Feeling punchy? Try this. Next time you’re in a common area at your office – break room, cafeteria, line for the copier - turn to the person closest to you and ask, “Who at our company do you think owns the customer?” And make sure at least one other person in the vicinity is paying attention to the response. Best case: vigorous debate. Worst case: flying staplers.
Fact is, nearly every function in most companies touches the customer at one point or another. Sales, Marketing, Finance, R&D, Product Management, Customer Service… They all cross paths with Joe Customer. And several of these functions have either concluded on their own or have been told that they “own” the customer.
Nobody single-handedly owns the customer. Everybody collectively owns the customer. The critical question therefore becomes, how can your company orchestrate the actions of all these functions so they add up to happy customers that keep buying from you? The first place to start is one of the four fundamental building blocks of any operation: organizational design. And yes, the CMO needs to be right in the thick of it.
As the top-line goes, so goes the fate of the CMO at many companies. And in the B2B world, if you’re not consistently selling to your existing customers, chances are your top-line is trending unfavorably or will be soon. Therefore, to fairly hold CMOs in some proportion responsible for installed-base demand and revenue creation, CEOs must also grant CMOs the means to influence customer experience in the same proportion. As the CMO, if this means of influence doesn’t exist, you must create it.
Voice of Customer
As with all efforts to increase his/her operational relevance, the CMO must come to the customer management operational war room armed with good data - customer satisfaction data, to be precise. Most companies have measured customer satisfaction at some point in their histories, although many don’t do it consistently and many more don’t have a standardized approach to responding to the findings.
There are countless tools and techniques to measure customer satisfaction and loyalty. Research and articles abound on the pros and cons of old-school and new-school methods. I would suggest that you find and study any customer satisfaction data that already exists in your company. If nothing current exists, start with a simple survey of no more than a dozen or so questions that cover every functional area in your company with which your typical customer interacts.
Whether you’re studying existing data or collecting new, it’s critical that you look for correlations between functional and overall satisfaction levels. In other words, try to draw conclusions regarding which functional areas have the most direct impact on overall satisfaction. If you have enough data, you might also be able to correlate favorable customer satisfaction ratings with higher revenue contribution. On a macro-level, these revenue correlations already exist for widely used methods like Net Promoter Score (Figure 1).
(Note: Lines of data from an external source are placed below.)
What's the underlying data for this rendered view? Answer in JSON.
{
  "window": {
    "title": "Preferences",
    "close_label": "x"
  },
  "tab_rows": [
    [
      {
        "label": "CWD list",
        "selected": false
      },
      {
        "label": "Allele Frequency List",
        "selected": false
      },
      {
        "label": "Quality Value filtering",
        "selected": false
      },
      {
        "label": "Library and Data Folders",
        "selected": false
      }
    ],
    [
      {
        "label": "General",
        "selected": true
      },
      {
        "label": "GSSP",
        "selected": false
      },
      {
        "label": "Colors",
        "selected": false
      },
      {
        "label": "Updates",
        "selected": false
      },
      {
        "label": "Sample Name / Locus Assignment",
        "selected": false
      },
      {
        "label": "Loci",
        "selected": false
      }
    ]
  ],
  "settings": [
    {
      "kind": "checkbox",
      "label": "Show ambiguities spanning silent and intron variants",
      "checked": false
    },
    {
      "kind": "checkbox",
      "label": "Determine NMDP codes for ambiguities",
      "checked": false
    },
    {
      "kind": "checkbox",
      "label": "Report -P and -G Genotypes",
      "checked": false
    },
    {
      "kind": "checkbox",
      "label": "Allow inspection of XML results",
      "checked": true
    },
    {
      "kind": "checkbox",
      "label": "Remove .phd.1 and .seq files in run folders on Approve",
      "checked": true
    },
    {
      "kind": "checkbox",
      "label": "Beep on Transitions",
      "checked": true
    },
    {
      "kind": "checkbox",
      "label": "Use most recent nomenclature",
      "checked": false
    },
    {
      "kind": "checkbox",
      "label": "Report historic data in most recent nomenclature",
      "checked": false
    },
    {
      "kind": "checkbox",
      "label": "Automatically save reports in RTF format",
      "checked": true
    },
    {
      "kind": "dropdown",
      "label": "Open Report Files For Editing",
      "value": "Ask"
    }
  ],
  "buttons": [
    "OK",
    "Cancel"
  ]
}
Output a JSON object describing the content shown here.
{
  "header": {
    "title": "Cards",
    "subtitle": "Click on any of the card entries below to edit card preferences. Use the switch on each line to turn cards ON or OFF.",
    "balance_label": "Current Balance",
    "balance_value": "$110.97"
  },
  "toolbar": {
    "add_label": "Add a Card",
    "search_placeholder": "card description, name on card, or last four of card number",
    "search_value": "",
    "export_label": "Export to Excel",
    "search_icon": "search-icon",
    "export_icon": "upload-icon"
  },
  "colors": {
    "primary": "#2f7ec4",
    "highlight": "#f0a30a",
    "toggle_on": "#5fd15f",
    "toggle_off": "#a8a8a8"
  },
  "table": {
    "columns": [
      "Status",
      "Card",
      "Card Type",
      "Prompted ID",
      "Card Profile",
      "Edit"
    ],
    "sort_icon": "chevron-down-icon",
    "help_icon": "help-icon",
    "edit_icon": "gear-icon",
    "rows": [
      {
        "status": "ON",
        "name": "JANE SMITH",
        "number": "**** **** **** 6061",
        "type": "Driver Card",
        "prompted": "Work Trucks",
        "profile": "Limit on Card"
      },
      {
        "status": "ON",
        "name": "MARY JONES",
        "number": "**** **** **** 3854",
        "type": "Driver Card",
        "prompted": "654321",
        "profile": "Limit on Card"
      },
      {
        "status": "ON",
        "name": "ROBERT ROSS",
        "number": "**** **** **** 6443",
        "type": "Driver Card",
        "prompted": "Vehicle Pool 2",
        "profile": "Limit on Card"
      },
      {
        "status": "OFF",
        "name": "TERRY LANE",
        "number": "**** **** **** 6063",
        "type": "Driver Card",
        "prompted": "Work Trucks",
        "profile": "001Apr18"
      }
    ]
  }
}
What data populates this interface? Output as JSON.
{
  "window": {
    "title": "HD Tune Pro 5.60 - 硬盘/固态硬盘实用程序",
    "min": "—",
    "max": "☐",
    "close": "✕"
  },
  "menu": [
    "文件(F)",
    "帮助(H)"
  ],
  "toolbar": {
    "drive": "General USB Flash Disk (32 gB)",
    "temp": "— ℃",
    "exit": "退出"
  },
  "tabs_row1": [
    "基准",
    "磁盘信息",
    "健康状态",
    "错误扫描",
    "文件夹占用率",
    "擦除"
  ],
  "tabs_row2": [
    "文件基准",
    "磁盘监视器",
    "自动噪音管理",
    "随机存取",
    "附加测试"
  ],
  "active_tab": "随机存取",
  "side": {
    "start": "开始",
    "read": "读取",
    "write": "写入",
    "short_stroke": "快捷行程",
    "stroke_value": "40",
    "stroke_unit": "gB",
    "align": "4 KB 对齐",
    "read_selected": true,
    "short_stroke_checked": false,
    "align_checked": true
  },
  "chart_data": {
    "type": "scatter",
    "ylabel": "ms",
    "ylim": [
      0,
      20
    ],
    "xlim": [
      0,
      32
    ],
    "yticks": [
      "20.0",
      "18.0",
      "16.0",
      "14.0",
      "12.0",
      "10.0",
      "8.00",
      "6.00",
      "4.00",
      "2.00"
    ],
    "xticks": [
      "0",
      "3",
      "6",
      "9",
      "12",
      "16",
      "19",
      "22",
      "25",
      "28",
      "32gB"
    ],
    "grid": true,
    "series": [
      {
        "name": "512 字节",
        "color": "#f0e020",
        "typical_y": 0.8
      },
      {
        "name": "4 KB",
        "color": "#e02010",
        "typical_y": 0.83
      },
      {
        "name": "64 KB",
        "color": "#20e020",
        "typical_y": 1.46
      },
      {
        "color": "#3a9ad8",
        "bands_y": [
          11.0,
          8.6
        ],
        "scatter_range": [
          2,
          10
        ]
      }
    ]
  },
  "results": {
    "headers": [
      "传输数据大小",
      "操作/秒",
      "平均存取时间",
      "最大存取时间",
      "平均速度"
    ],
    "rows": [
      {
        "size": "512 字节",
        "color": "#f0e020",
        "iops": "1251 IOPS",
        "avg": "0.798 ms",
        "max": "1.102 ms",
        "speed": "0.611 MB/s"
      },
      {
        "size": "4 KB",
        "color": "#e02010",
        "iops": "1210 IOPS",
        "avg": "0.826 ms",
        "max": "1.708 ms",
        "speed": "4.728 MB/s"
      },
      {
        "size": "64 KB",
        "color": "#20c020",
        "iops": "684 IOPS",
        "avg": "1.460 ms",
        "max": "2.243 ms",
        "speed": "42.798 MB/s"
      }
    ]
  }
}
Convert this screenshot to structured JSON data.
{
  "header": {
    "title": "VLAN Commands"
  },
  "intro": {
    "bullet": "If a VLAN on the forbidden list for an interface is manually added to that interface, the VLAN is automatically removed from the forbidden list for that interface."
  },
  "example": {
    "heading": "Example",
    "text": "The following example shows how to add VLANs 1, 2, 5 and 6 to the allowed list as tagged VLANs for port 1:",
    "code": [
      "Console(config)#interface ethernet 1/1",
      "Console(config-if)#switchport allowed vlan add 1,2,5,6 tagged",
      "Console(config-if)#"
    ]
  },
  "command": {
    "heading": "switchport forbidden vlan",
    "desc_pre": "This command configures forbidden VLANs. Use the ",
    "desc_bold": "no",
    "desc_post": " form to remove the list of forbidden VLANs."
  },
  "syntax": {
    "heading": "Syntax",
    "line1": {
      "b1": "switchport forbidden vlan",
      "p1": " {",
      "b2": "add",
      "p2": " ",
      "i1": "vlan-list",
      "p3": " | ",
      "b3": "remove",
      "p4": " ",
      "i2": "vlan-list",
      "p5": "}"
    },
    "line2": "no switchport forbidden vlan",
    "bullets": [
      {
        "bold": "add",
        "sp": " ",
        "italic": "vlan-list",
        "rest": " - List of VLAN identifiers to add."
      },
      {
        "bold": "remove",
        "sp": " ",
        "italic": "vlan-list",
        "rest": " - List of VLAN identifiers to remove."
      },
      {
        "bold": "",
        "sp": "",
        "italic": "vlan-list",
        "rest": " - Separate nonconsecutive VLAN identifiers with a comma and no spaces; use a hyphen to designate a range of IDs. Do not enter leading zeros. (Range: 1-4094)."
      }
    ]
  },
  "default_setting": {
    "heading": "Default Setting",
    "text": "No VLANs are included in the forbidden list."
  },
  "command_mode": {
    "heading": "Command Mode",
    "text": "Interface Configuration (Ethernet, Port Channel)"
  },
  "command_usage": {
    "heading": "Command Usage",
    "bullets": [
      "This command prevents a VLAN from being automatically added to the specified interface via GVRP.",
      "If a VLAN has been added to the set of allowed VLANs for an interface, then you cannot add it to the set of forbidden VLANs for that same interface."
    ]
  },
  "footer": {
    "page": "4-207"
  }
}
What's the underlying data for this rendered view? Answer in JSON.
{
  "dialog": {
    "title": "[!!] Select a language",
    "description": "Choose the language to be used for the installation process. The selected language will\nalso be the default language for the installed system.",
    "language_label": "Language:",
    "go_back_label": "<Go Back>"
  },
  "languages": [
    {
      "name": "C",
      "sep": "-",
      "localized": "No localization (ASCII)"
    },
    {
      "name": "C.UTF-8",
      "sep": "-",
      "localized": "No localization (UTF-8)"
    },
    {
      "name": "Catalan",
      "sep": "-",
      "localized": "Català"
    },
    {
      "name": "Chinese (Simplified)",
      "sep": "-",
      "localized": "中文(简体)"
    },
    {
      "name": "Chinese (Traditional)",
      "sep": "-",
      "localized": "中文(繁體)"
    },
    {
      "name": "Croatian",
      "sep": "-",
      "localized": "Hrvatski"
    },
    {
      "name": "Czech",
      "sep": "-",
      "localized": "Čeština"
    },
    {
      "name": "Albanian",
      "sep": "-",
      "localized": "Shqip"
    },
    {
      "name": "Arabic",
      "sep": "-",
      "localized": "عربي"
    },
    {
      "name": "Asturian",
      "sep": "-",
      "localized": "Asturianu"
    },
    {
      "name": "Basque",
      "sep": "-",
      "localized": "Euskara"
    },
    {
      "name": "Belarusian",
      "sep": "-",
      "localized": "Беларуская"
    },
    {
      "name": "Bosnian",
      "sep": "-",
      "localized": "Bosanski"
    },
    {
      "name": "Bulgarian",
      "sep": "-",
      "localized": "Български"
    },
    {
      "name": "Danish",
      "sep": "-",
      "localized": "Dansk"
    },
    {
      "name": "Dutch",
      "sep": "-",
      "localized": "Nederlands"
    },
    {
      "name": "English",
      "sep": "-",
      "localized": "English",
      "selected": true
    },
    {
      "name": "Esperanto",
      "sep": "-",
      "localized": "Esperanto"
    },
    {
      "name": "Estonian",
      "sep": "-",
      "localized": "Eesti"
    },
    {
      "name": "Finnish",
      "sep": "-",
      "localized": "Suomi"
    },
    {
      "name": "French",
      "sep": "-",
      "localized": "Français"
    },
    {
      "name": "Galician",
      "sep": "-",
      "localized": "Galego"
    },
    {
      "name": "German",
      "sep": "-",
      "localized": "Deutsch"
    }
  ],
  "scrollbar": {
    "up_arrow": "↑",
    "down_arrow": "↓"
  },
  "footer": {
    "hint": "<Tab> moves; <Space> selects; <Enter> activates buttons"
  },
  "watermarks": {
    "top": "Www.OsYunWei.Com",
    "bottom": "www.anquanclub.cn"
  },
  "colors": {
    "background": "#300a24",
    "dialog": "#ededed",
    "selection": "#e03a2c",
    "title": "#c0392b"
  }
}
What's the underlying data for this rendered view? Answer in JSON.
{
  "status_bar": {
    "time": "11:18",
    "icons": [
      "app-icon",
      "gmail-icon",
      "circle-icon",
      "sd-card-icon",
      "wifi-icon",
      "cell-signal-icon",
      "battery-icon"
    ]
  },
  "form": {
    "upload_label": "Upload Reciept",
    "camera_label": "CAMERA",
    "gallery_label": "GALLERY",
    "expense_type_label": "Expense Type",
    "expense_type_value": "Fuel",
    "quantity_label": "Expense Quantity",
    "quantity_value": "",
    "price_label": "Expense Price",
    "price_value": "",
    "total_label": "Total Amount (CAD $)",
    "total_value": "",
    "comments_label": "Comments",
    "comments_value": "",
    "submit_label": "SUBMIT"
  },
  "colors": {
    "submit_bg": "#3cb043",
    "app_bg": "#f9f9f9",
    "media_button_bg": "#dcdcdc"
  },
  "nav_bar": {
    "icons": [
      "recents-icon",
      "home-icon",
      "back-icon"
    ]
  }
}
One Team. One Purpose.
If you can, use your customer satisfaction data analysis to demonstrate to fellow executives that installed-base revenues are directly proportional to customer satisfaction levels, and that the degrees to which your company’s customer-facing functions impact customer satisfaction levels are measurable and actionable.
While it is indeed true that many functions interact with the customer, many of these interactions constitute means to an end. That end is increasing the revenue coming from each customer. It’s the job of Finance to bill customers accurately and efficiently so they are satisfied enough to maintain or increase their investment in your company’s offerings. It’s the job of Customer Service to respond accurately and efficiently to inquiry calls so customers are satisfied enough to maintain or increase their investment in your company’s offerings. It’s the job of R&D… well, you get the picture.
And the only way to ensure that the net effect of all these efforts is to push customer satisfaction levels ever skyward, thereby paving the way for additional sales is to put the staplers down and establish a cross-functional team that “owns” responsibility for customer retention and growth.
There’s no formula for getting this done, but shoot for these milestones:
- Use credible customer satisfaction data to establish consensus at the executive level that multiple company functions impact customer satisfaction and customer revenue performance.
- Expose instances of when the experiences of high-value customers have suffered due to overlapping or conflicting activities undertaken by multiple functional groups in your company.
- Gain executive backing for the theoretical merit of a cross-functional “customer management team” as a means to align all client-facing activities according to customer satisfaction and revenue targets.
- Propose such a cross-functional team, chaired by the CMO due to direct revenue implications.
- Pick a delegate or two from every function that touches the customer to join a 6- to 12-month pilot of the customer management team.
- Track the team’s impact on a select few leading indicators of customer satisfaction and installed-base revenue improvements (more on customer KPI management in upcoming posts).
- Report pilot results to executive team and gain backing for a permanent customer management team.